Regular readers of this blog are probably tired of hearing about Mad Men and its spoiler anxiety, but a quick recap: AMC sent out review copies of the season’s first episode to critics, with a request from Matthew Weiner that reviews mention no plot details whatsoever from the episode. Weiner was upset that some reviews mentioned plot points anyway: for instance, the fact that Don and Betty Draper were divorced, a fact Weiner confirmed in an interview last fall.
So he decided not to send any further screeners to critics. That’s cool. I’m not constitutionally entitled to them, until the Ninth Circuit Court rules otherwise. If he and AMC want to be absolutist about secrecy, that’s their prerogative.
So imagine my surprise when I got an email from Fancast, announcing that AMC has let them run an exclusive two-minute clip from Sunday’s episode—a scene that includes detail and character information that I would not reveal here even if AMC said it was all right to.
Sigh. I give up.
In any event, Fancast sent out an embed code for the clip, and I’m assuming I would have AMC’s blessing to embed it here. I’m not going to—not to be spiteful, but because I honestly don’t want anyone to accuse me of force-spoiling them by seeing the character involved in the clip and the context of the scene. But here’s the link if you want to watch it at Fancast, at your own risk.
The clip is not devastatingly spoilery, in that I don’t feel it in any way ruined the episode for me. (As I’ve said, I’m personally not very spoiler-sensitive.) But it’s a shining example of how absolutely insane AMC/Weiner’s handling of the spoiler issue is. (It is impossible to disentangle just how much of this is AMC and how much Weiner, though I suspect it is the network, and not him, that wants to put out advance clips.) I simply cannot fathom in what universe the relatively mild, if not downright obvious, information critics mentioned in pre-season Mad Men reviews are “spoilers,” yet the episode 3 clip AMC willingly released is not. But maybe Brian Lowry can rationalize it for me.
And it’s particularly maddening since in sending out the first episode, AMC essentially declared that any factual information from it qualified as a spoiler. This is a more restrictive request, by the way, than I’ve received from any show I’ve covered, including The Sopranos and the few times Lost sent screeners. It’s actually pretty common for shows to send out DVDs with cover letters asking that critics not mention specific scenes and plot developments; I pretty much always honor those, as do most critics I know. A reasonable list of no-fly zones in the cover letter probably would have eliminated most of the problems. But when AMC basically rules, “Everything’s a spoiler,” and then violates its own policy, it’s hard to know how seriously to take them.
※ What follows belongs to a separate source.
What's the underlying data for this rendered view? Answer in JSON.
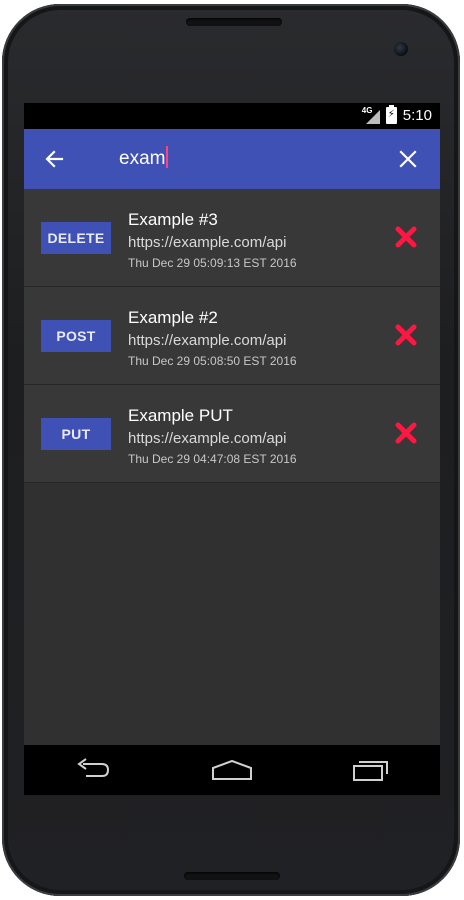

What would Mad Men have to say about this? It’s a shame that we’re too early in the 1960s for it to make contextual sense, because the situation really calls for a Richard Nixon paraphrase. Apparently, when AMC does it, that means that it is not a spoiler.